#### [Problem]
Where a line below holds the string "title", copy that line.

***

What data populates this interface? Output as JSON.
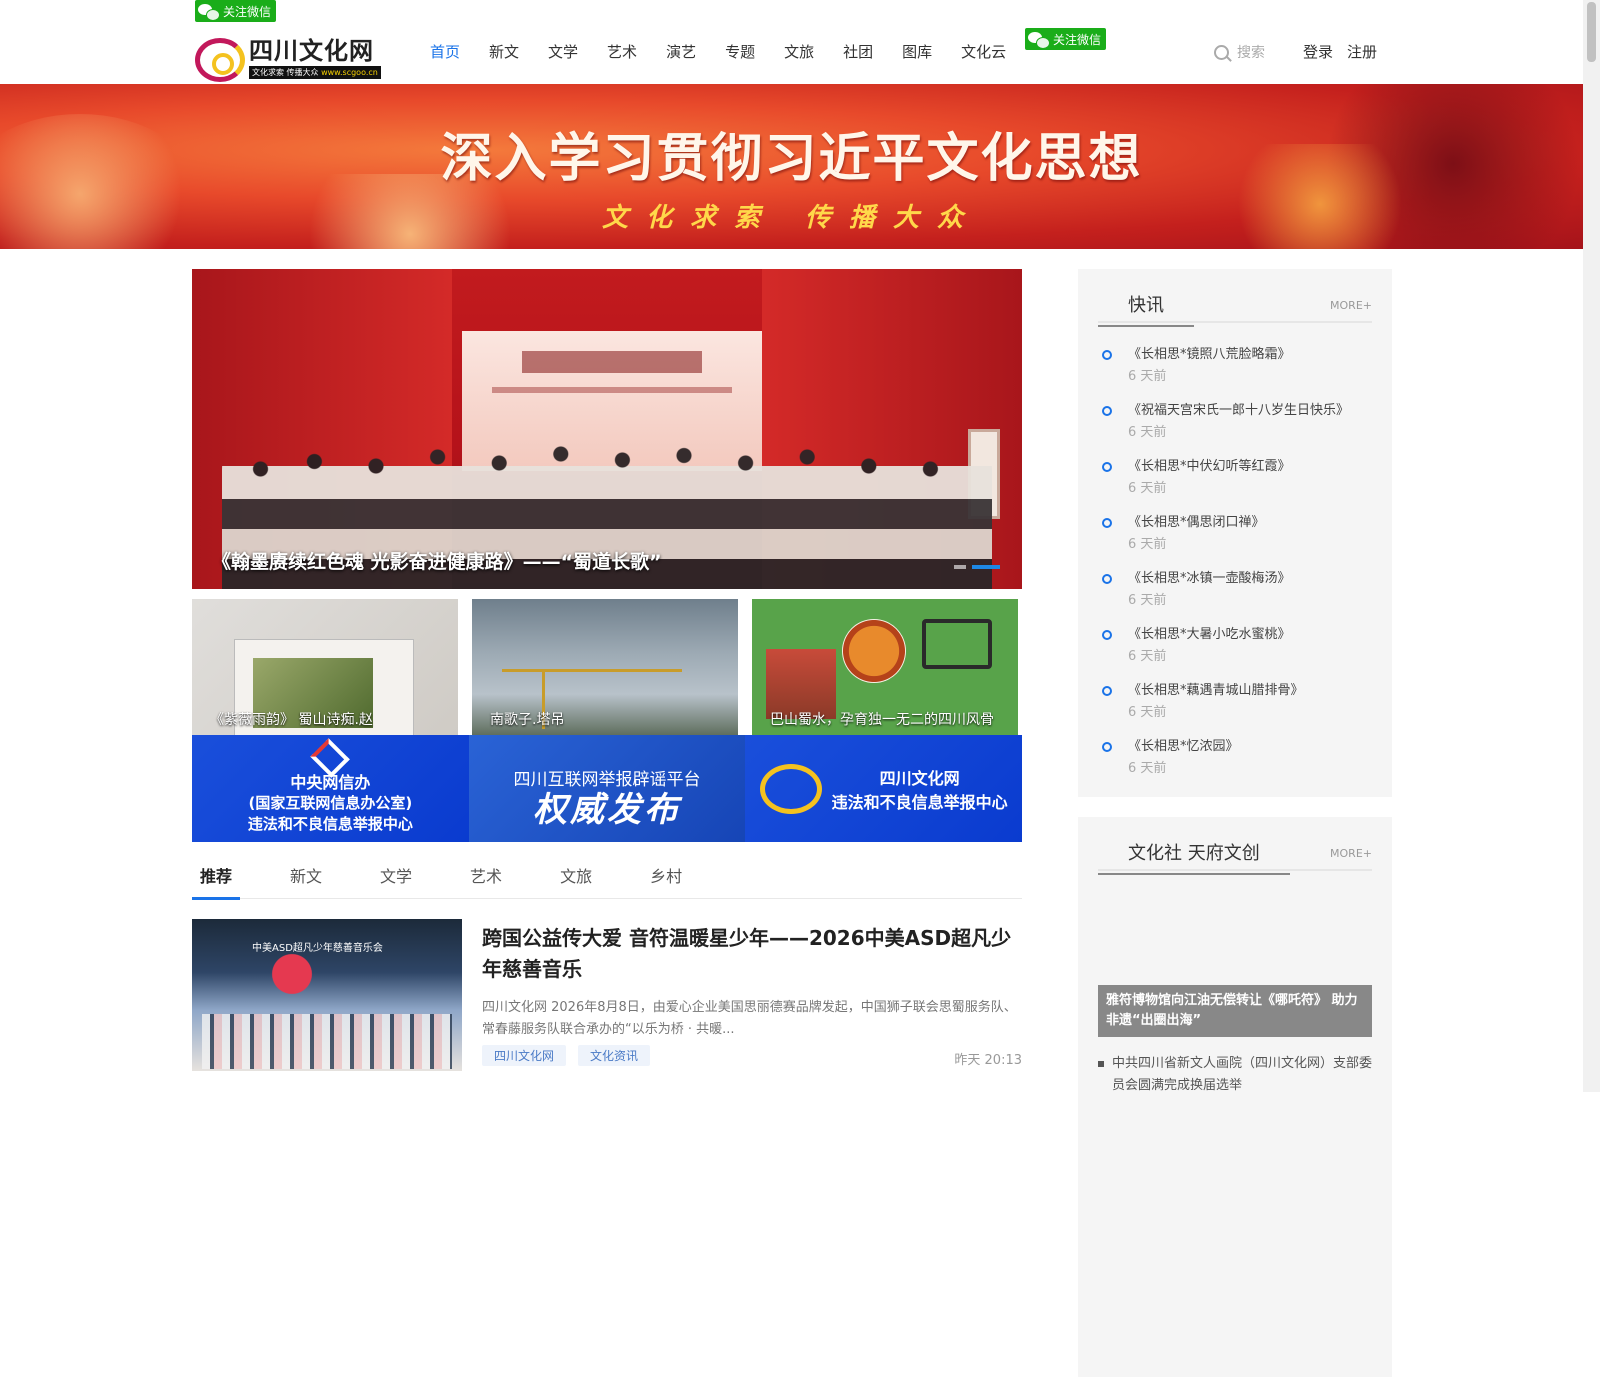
{
  "wechat": {
    "top_label": "关注微信",
    "nav_label": "关注微信"
  },
  "logo": {
    "name": "四川文化网",
    "slogan": "文化求索 传播大众",
    "url": "www.scgoo.cn"
  },
  "nav": [
    {
      "label": "首页",
      "active": true
    },
    {
      "label": "新文"
    },
    {
      "label": "文学"
    },
    {
      "label": "艺术"
    },
    {
      "label": "演艺"
    },
    {
      "label": "专题"
    },
    {
      "label": "文旅"
    },
    {
      "label": "社团"
    },
    {
      "label": "图库"
    },
    {
      "label": "文化云"
    }
  ],
  "search": {
    "placeholder": "搜索"
  },
  "auth": {
    "login": "登录",
    "register": "注册"
  },
  "banner": {
    "headline": "深入学习贯彻习近平文化思想",
    "tagline": "文化求索 传播大众"
  },
  "hero": {
    "caption": "《翰墨赓续红色魂 光影奋进健康路》——“蜀道长歌”"
  },
  "thumbs": [
    {
      "caption": "《紫薇雨韵》 蜀山诗痴.赵"
    },
    {
      "caption": "南歌子.塔吊"
    },
    {
      "caption": "巴山蜀水，孕育独一无二的四川风骨"
    }
  ],
  "notices": {
    "n1_l1": "中央网信办",
    "n1_l2": "(国家互联网信息办公室)",
    "n1_l3": "违法和不良信息举报中心",
    "n2_l1": "四川互联网举报辟谣平台",
    "n2_l2": "权威发布",
    "n3_l1": "四川文化网",
    "n3_l2": "违法和不良信息举报中心"
  },
  "tabs": [
    {
      "label": "推荐",
      "active": true
    },
    {
      "label": "新文"
    },
    {
      "label": "文学"
    },
    {
      "label": "艺术"
    },
    {
      "label": "文旅"
    },
    {
      "label": "乡村"
    }
  ],
  "article": {
    "title": "跨国公益传大爱 音符温暖星少年——2026中美ASD超凡少年慈善音乐",
    "summary": "四川文化网 2026年8月8日，由爱心企业美国思丽德赛品牌发起，中国狮子联会思蜀服务队、常春藤服务队联合承办的“以乐为桥 · 共暖...",
    "tags": [
      "四川文化网",
      "文化资讯"
    ],
    "time": "昨天 20:13",
    "image_sign": "中美ASD超凡少年慈善音乐会"
  },
  "flash": {
    "title": "快讯",
    "more": "MORE+",
    "items": [
      {
        "title": "《长相思*镜照八荒脸略霜》",
        "ago": "6 天前"
      },
      {
        "title": "《祝福天宫宋氏一郎十八岁生日快乐》",
        "ago": "6 天前"
      },
      {
        "title": "《长相思*中伏幻听等红霞》",
        "ago": "6 天前"
      },
      {
        "title": "《长相思*偶思闭口禅》",
        "ago": "6 天前"
      },
      {
        "title": "《长相思*冰镇一壶酸梅汤》",
        "ago": "6 天前"
      },
      {
        "title": "《长相思*大暑小吃水蜜桃》",
        "ago": "6 天前"
      },
      {
        "title": "《长相思*藕遇青城山腊排骨》",
        "ago": "6 天前"
      },
      {
        "title": "《长相思*忆浓园》",
        "ago": "6 天前"
      }
    ]
  },
  "culture": {
    "title": "文化社 天府文创",
    "more": "MORE+",
    "feature": "雅符博物馆向江油无偿转让《哪吒符》 助力非遗“出圈出海”",
    "news": "中共四川省新文人画院（四川文化网）支部委员会圆满完成换届选举"
  }
}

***

#### [Response to this task]
    "title": "跨国公益传大爱 音符温暖星少年——2026中美ASD超凡少年慈善音乐",
    "title": "快讯",
        "title": "《长相思*镜照八荒脸略霜》",
        "title": "《祝福天宫宋氏一郎十八岁生日快乐》",
        "title": "《长相思*中伏幻听等红霞》",
        "title": "《长相思*偶思闭口禅》",
        "title": "《长相思*冰镇一壶酸梅汤》",
        "title": "《长相思*大暑小吃水蜜桃》",
        "title": "《长相思*藕遇青城山腊排骨》",
        "title": "《长相思*忆浓园》",
    "title": "文化社 天府文创",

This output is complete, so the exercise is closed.